*** Information shown ***
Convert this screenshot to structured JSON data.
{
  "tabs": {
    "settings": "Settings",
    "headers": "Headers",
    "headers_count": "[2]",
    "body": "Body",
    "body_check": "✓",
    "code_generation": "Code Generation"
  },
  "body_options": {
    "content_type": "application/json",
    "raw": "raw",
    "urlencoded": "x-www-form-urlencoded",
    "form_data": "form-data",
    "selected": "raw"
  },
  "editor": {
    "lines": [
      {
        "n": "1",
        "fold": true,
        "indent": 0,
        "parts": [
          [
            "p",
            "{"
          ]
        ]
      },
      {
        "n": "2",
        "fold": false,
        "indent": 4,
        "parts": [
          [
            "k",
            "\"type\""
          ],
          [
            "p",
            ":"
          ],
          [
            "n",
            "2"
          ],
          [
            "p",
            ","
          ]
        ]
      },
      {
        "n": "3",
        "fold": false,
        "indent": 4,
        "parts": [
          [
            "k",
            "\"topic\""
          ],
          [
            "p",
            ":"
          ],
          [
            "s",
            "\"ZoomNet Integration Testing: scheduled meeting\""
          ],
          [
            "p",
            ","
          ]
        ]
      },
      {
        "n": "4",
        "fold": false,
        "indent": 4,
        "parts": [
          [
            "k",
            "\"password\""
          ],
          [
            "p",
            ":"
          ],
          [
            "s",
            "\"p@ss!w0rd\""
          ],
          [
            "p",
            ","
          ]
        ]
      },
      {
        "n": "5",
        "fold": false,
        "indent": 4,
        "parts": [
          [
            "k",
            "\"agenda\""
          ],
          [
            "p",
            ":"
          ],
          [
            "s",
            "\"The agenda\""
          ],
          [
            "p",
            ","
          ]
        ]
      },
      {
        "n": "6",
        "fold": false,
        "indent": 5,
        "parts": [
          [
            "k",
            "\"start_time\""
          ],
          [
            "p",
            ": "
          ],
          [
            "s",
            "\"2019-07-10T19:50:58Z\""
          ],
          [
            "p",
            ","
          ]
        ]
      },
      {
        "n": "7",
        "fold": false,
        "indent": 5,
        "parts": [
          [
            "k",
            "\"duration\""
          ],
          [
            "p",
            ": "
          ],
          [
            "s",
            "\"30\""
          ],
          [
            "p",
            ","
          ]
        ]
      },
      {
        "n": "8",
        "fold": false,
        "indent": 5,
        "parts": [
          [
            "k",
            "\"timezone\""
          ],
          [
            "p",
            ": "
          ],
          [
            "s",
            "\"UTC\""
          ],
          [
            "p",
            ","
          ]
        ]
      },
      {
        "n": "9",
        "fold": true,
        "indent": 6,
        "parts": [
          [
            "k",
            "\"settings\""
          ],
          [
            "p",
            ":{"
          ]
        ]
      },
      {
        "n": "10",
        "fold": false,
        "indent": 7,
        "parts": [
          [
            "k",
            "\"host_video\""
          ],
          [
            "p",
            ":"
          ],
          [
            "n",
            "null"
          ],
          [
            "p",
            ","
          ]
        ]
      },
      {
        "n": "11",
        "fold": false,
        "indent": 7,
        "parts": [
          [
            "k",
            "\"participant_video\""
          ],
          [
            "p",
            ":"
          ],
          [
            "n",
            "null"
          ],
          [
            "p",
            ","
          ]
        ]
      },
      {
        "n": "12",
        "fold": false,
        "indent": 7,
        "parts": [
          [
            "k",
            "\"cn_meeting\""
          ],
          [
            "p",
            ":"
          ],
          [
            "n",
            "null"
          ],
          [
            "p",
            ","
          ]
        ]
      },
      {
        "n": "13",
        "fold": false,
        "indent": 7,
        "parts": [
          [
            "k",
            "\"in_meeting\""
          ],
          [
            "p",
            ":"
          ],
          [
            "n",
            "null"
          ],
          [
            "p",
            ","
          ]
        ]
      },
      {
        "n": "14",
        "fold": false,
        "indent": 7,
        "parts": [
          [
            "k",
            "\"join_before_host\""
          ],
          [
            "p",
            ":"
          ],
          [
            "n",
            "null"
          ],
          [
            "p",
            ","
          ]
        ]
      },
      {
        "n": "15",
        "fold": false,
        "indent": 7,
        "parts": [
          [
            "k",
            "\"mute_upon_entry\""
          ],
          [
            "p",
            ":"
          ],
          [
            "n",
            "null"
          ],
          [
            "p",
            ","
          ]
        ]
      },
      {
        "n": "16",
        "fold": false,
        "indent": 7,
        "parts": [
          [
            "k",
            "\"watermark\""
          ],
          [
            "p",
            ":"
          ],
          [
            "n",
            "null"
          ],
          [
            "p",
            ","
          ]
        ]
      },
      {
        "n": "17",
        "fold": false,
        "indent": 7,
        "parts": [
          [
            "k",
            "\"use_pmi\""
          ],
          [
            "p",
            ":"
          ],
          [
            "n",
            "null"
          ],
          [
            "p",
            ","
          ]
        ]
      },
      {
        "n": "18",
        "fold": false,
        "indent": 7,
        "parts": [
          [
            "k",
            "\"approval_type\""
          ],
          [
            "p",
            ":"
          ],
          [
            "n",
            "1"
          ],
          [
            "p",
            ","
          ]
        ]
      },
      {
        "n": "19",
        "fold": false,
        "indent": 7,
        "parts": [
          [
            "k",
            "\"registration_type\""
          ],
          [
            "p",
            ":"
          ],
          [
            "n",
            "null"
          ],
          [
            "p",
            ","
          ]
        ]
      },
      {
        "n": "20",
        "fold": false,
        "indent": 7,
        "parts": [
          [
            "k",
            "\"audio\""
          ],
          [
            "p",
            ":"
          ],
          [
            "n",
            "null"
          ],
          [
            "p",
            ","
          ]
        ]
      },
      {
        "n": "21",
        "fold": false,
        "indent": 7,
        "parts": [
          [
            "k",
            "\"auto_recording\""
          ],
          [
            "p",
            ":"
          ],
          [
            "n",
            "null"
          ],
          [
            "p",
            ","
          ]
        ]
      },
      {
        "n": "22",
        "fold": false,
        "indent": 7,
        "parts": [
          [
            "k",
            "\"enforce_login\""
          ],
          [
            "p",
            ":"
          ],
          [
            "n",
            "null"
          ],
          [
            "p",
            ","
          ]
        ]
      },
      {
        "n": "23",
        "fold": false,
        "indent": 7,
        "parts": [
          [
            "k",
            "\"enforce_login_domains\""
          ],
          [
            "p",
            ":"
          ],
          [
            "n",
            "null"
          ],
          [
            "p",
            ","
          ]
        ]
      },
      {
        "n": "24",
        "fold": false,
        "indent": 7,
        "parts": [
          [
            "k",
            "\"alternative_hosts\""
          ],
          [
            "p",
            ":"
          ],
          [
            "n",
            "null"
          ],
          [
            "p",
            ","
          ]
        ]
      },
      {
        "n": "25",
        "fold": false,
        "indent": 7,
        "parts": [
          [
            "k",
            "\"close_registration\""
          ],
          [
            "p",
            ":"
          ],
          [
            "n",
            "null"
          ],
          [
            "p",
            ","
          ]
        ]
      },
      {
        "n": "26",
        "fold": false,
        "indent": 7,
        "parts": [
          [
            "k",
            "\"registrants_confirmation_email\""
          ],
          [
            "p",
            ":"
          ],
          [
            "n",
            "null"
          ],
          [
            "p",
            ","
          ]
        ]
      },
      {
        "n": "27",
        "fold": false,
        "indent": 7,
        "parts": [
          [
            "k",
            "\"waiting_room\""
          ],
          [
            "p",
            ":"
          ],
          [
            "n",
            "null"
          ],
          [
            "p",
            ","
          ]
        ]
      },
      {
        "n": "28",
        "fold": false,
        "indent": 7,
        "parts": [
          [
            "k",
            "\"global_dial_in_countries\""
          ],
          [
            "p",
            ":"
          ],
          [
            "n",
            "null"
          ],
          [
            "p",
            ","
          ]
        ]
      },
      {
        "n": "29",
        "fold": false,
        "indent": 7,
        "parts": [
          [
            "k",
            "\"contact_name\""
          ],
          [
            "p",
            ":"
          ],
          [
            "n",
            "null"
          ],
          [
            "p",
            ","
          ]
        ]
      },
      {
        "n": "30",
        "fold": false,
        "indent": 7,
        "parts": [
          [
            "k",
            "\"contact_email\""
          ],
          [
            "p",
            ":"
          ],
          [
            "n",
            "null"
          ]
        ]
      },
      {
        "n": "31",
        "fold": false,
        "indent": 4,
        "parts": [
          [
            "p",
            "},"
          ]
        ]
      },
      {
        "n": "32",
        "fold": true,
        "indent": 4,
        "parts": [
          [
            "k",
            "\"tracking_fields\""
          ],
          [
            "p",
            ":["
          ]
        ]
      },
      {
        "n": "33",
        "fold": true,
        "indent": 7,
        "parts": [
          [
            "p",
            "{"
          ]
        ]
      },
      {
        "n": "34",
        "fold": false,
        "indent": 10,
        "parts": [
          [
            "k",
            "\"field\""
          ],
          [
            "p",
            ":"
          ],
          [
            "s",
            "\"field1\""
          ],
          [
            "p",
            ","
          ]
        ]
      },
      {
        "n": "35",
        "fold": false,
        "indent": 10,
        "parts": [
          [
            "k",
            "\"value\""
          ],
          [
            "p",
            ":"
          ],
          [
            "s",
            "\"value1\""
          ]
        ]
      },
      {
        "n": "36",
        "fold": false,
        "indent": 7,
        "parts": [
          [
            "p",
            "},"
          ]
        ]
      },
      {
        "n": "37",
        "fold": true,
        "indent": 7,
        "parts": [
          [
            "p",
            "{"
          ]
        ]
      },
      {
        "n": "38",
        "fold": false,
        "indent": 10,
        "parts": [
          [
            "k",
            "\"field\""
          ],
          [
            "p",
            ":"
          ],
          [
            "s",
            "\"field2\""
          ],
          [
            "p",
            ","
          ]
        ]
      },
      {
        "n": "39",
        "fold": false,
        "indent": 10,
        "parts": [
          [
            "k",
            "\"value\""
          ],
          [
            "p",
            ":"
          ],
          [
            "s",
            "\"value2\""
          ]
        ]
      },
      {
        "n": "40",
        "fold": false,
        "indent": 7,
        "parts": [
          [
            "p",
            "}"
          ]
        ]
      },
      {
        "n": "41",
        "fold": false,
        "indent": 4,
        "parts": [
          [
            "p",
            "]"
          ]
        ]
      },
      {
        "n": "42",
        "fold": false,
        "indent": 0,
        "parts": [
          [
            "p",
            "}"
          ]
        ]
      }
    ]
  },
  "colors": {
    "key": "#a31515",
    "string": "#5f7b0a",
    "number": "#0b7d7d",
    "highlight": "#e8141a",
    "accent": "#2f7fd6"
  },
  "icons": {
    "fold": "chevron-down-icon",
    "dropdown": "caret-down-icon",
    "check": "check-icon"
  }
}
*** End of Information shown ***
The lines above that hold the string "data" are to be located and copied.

Convert this screenshot to structured JSON data.
    "form_data": "form-data",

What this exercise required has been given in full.